The problem is never the problem.
I started as a graphic designer before slipping into the profession of being a filmmaker. But at the very core, I realized, I was doing the same thing. Telling stories.
Being a designer helped me a big deal in understanding the language of visuals to tell stories and telling stories improved my design sense.
When it comes to the business of film making, I realized a very important distinction between our industry and every other industry. We sell stories, while other industries sell products.
There is a reason the film or gaming industries have ‘fans’ and other industries have ‘customers’.
My latest fascination has been product design and innovations that would impact people’s lives in a meaningful way. And a product is only used as much as it’s users engage with it. But is interaction enough? What differentiates a good product from a great one?
All great stories have one thing in common.
Absolute engagement, in mind, body & spirit from the audience.
And so is the case with every great product. Great products tell stories, they don’t JUST solve problems.
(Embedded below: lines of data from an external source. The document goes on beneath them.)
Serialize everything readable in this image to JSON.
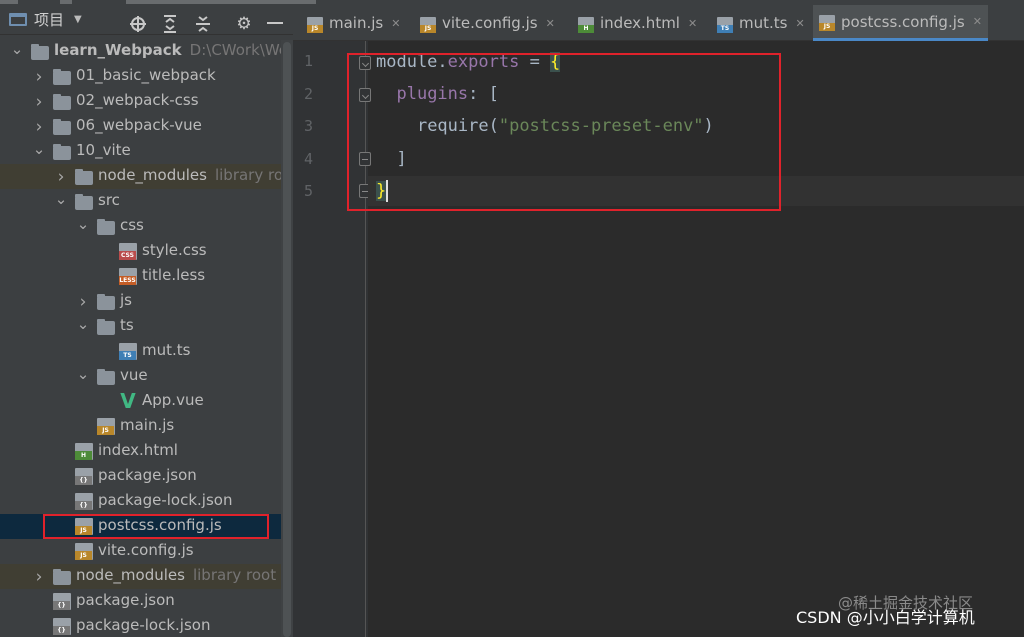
{
  "panel": {
    "title": "项目",
    "icons": [
      "locate-icon",
      "expand-all-icon",
      "collapse-all-icon",
      "settings-icon",
      "hide-icon"
    ]
  },
  "tree": [
    {
      "label": "learn_Webpack",
      "path": "D:\\CWork\\WebS",
      "kind": "folder",
      "depth": 0,
      "expanded": true,
      "bold": true
    },
    {
      "label": "01_basic_webpack",
      "kind": "folder",
      "depth": 1,
      "expanded": false
    },
    {
      "label": "02_webpack-css",
      "kind": "folder",
      "depth": 1,
      "expanded": false
    },
    {
      "label": "06_webpack-vue",
      "kind": "folder",
      "depth": 1,
      "expanded": false
    },
    {
      "label": "10_vite",
      "kind": "folder",
      "depth": 1,
      "expanded": true
    },
    {
      "label": "node_modules",
      "hint": "library root",
      "kind": "folder",
      "depth": 2,
      "expanded": false,
      "library": true
    },
    {
      "label": "src",
      "kind": "folder",
      "depth": 2,
      "expanded": true
    },
    {
      "label": "css",
      "kind": "folder",
      "depth": 3,
      "expanded": true
    },
    {
      "label": "style.css",
      "kind": "file",
      "tag": "CSS",
      "tagColor": "#b94c4c",
      "depth": 4
    },
    {
      "label": "title.less",
      "kind": "file",
      "tag": "LESS",
      "tagColor": "#c45d26",
      "depth": 4
    },
    {
      "label": "js",
      "kind": "folder",
      "depth": 3,
      "expanded": false
    },
    {
      "label": "ts",
      "kind": "folder",
      "depth": 3,
      "expanded": true
    },
    {
      "label": "mut.ts",
      "kind": "file",
      "tag": "TS",
      "tagColor": "#3f7fb5",
      "depth": 4
    },
    {
      "label": "vue",
      "kind": "folder",
      "depth": 3,
      "expanded": true
    },
    {
      "label": "App.vue",
      "kind": "vue",
      "depth": 4
    },
    {
      "label": "main.js",
      "kind": "file",
      "tag": "JS",
      "tagColor": "#b9872a",
      "depth": 3
    },
    {
      "label": "index.html",
      "kind": "file",
      "tag": "H",
      "tagColor": "#4d8b38",
      "depth": 2
    },
    {
      "label": "package.json",
      "kind": "file",
      "tag": "{}",
      "tagColor": "#777777",
      "depth": 2
    },
    {
      "label": "package-lock.json",
      "kind": "file",
      "tag": "{}",
      "tagColor": "#777777",
      "depth": 2
    },
    {
      "label": "postcss.config.js",
      "kind": "file",
      "tag": "JS",
      "tagColor": "#b9872a",
      "depth": 2,
      "selected": true
    },
    {
      "label": "vite.config.js",
      "kind": "file",
      "tag": "JS",
      "tagColor": "#b9872a",
      "depth": 2
    },
    {
      "label": "node_modules",
      "hint": "library root",
      "kind": "folder",
      "depth": 1,
      "expanded": false,
      "library": true
    },
    {
      "label": "package.json",
      "kind": "file",
      "tag": "{}",
      "tagColor": "#777777",
      "depth": 1
    },
    {
      "label": "package-lock.json",
      "kind": "file",
      "tag": "{}",
      "tagColor": "#777777",
      "depth": 1
    }
  ],
  "tabs": [
    {
      "label": "main.js",
      "tag": "JS",
      "tagColor": "#b9872a",
      "active": false
    },
    {
      "label": "vite.config.js",
      "tag": "JS",
      "tagColor": "#b9872a",
      "active": false
    },
    {
      "label": "index.html",
      "tag": "H",
      "tagColor": "#4d8b38",
      "active": false
    },
    {
      "label": "mut.ts",
      "tag": "TS",
      "tagColor": "#3f7fb5",
      "active": false
    },
    {
      "label": "postcss.config.js",
      "tag": "JS",
      "tagColor": "#b9872a",
      "active": true
    }
  ],
  "editor": {
    "line_numbers": [
      "1",
      "2",
      "3",
      "4",
      "5"
    ],
    "code": {
      "l1_obj": "module",
      "l1_dot": ".",
      "l1_prop": "exports",
      "l1_eq": " = ",
      "l1_brace": "{",
      "l2_key": "plugins",
      "l2_rest": ": [",
      "l3_fn": "require(",
      "l3_str": "\"postcss-preset-env\"",
      "l3_close": ")",
      "l4": "]",
      "l5_brace": "}"
    }
  },
  "watermark": {
    "main": "CSDN @小小白学计算机",
    "faint": "@稀土掘金技术社区"
  },
  "colors": {
    "highlight_box": "#e0222b",
    "selected_row": "#0d293e",
    "library_row": "#403e33",
    "accent_tab": "#4a88c7"
  }
}
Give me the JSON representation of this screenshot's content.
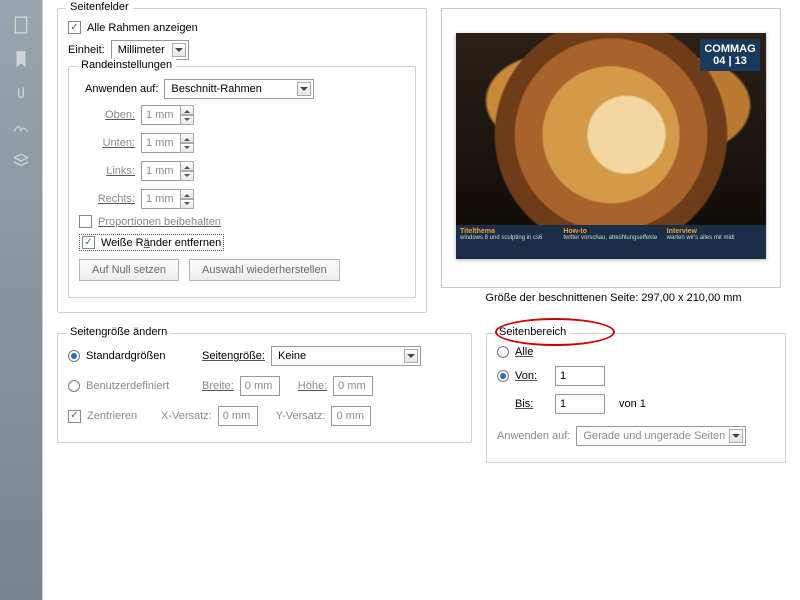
{
  "seitenfelder": {
    "legend": "Seitenfelder",
    "alle_rahmen": "Alle Rahmen anzeigen",
    "einheit_label": "Einheit:",
    "einheit_value": "Millimeter"
  },
  "rand": {
    "legend": "Randeinstellungen",
    "anwenden_label": "Anwenden auf:",
    "anwenden_value": "Beschnitt-Rahmen",
    "oben": "Oben:",
    "unten": "Unten:",
    "links": "Links:",
    "rechts": "Rechts:",
    "mm": "1 mm",
    "prop": "Proportionen beibehalten",
    "weiss": "Weiße Ränder entfernen",
    "null_btn": "Auf Null setzen",
    "wieder_btn": "Auswahl wiederherstellen"
  },
  "preview": {
    "badge1": "COMMAG",
    "badge2": "04 | 13",
    "f1t": "Titelthema",
    "f1s": "windows 8 und sculpting in cs6",
    "f2t": "How-to",
    "f2s": "twitter vorschau, abkühlungseffekte",
    "f3t": "Interview",
    "f3s": "warten wir's alles mit midi",
    "caption": "Größe der beschnittenen Seite: 297,00 x 210,00 mm"
  },
  "sg": {
    "legend": "Seitengröße ändern",
    "std": "Standardgrößen",
    "seitengr": "Seitengröße:",
    "keine": "Keine",
    "benutzer": "Benutzerdefiniert",
    "breite": "Breite:",
    "hoehe": "Höhe:",
    "zero": "0 mm",
    "zentr": "Zentrieren",
    "xv": "X-Versatz:",
    "yv": "Y-Versatz:"
  },
  "sb": {
    "legend": "Seitenbereich",
    "alle": "Alle",
    "von": "Von:",
    "von_val": "1",
    "bis": "Bis:",
    "bis_val": "1",
    "von_n": "von 1",
    "anw": "Anwenden auf:",
    "anw_val": "Gerade und ungerade Seiten"
  }
}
Let’s look at the meaning of ‘problem’? The meaning on Google says,
a matter or situation regarded as unwelcome or harmful and needing to be dealt with and overcome.
When you ‘perceive’ a certain situation or solution as unpleasant, it becomes a problem. It is all about the perception.
As Rory Sutherland tells a story in this TED talk about how Eurostar spent six million pounds to reduce the journey time between Paris and London by about 40 minutes.
The genius solution from this ad-man? Give free WiFi for 0.01 percent of that cost and make the journey more enjoyable. Or maybe, at 10% of the cost “ you could have paid all of the world’s top male and female supermodels to walk up and down the train handing out free Chateau Petrus to all the passengers. You’d still have five [million] pounds in change, and people would ask for the trains to be slowed down.”
When Henry Ford created cars, he knew people wanted faster horses and not cars. Not having a car was never a problem in people’s “perception”.
But owning the car did tell a story about the person who owned it. And that gave Ford the early adopters he needed.
Owning an iPhone tells a story about that person. When was the last time owning an Android phone made you feel special? People buy an iPhone, even when Android gives you greater control.
And Apple knows this well,
If you don’t have an iPhone, you don’t have an iPhone.
Telling stories is simply an art of selling an “idea” to an audience’s deepest desires and aspirations and they will pay you back with their emotional and psychological investment. And money is only a part of it. The point is, is your idea worth telling a story about?
Just like products & startups, we have tens of thousands of movies coming out every year. The ones that you hear about don’t even amount to 0.01% of all the movies that come out every year. In 2014, Sundance Film Festival received 12,218 films in one year alone. Out of these, 98.5% of films got rejected! And this is only in one festival.
The point is, is your ‘idea’ worth telling a story about?
As James Altucher mentions brilliantly in this blog,
Ideas are the currency of the 21st century, and their value is inflating, not deflating. I don’t care about the dollar or gold or health care. Any movement in those will just create opportunities for people who know when to take advantage of them. The key is to become an idea machine.
Tesla CEO Elon Musk had the idea of making affordable electric cars available to the mass market but Tesla’s first car was not even close to solving that problem. The Tesla Roadster was made as a luxury car for the elite class, who could afford to buy a not so perfect luxury car that would tell a story about themselves. And that’s the whole point.
Sometimes, our initial products/prototypes might not solve the big problems or fulfil our grand visions. But if you look at it as a story and not as a solution, the unrelated essentials become a part of the process.
Like all good writers know, the first drafts are always the shittiest, but that’s the only way to arrive at a great story. It’s part of telling the story.
Like any storyteller, you have all the right to expect your audience to be absolutely engaged in mind, body & spirit with your story. The point is, is your ‘idea’ worth telling a story about?
Telling stories is hard work, selling products is not.
It involves telling stories with your product, your design, your technology, your processes, your customer support, employees & your decisions. Telling stories is not a thing, it is deeply rooted in your culture and the way you think & take decisions.
It forces you to bring context to your product and brand in a way that could connect with the people. It is not about being different or catchy or witty, it is connecting with people and letting them know that you understand.
As entrepreneurs & creators, we have to face our deepest fears and vulnerabilities to tell a story that is truly worthy. Because a story demands you of the depth and dedication that could possess you & intoxicate you.
And if telling stories drives you, a great product is just around the corner.
What’s your story?
Originally reproduced from Medium.